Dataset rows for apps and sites
────────

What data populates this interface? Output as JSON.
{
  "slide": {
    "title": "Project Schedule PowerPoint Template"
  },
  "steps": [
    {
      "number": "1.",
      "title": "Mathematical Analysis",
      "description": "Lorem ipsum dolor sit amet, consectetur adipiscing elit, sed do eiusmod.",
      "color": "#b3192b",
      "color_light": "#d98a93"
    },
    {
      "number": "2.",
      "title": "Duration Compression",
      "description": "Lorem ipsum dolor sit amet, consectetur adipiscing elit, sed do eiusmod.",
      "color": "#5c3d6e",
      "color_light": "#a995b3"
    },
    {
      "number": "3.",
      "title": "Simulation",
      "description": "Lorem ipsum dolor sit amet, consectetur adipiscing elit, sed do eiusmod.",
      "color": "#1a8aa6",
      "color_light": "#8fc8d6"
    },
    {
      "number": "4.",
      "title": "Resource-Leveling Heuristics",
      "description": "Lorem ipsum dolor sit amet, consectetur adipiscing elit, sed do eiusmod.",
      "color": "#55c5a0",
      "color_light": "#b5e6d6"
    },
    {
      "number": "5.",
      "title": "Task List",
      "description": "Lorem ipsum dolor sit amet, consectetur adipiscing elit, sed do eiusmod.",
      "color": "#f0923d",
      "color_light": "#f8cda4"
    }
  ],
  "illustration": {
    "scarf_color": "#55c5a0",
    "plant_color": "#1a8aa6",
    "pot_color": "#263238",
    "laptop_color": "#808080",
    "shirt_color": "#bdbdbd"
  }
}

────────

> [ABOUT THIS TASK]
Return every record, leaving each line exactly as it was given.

> [PROBLEM SOLUTION]
What data populates this interface? Output as JSON.
{
  "slide": {
    "title": "Project Schedule PowerPoint Template"
  },
  "steps": [
    {
      "number": "1.",
      "title": "Mathematical Analysis",
      "description": "Lorem ipsum dolor sit amet, consectetur adipiscing elit, sed do eiusmod.",
      "color": "#b3192b",
      "color_light": "#d98a93"
    },
    {
      "number": "2.",
      "title": "Duration Compression",
      "description": "Lorem ipsum dolor sit amet, consectetur adipiscing elit, sed do eiusmod.",
      "color": "#5c3d6e",
      "color_light": "#a995b3"
    },
    {
      "number": "3.",
      "title": "Simulation",
      "description": "Lorem ipsum dolor sit amet, consectetur adipiscing elit, sed do eiusmod.",
      "color": "#1a8aa6",
      "color_light": "#8fc8d6"
    },
    {
      "number": "4.",
      "title": "Resource-Leveling Heuristics",
      "description": "Lorem ipsum dolor sit amet, consectetur adipiscing elit, sed do eiusmod.",
      "color": "#55c5a0",
      "color_light": "#b5e6d6"
    },
    {
      "number": "5.",
      "title": "Task List",
      "description": "Lorem ipsum dolor sit amet, consectetur adipiscing elit, sed do eiusmod.",
      "color": "#f0923d",
      "color_light": "#f8cda4"
    }
  ],
  "illustration": {
    "scarf_color": "#55c5a0",
    "plant_color": "#1a8aa6",
    "pot_color": "#263238",
    "laptop_color": "#808080",
    "shirt_color": "#bdbdbd"
  }
}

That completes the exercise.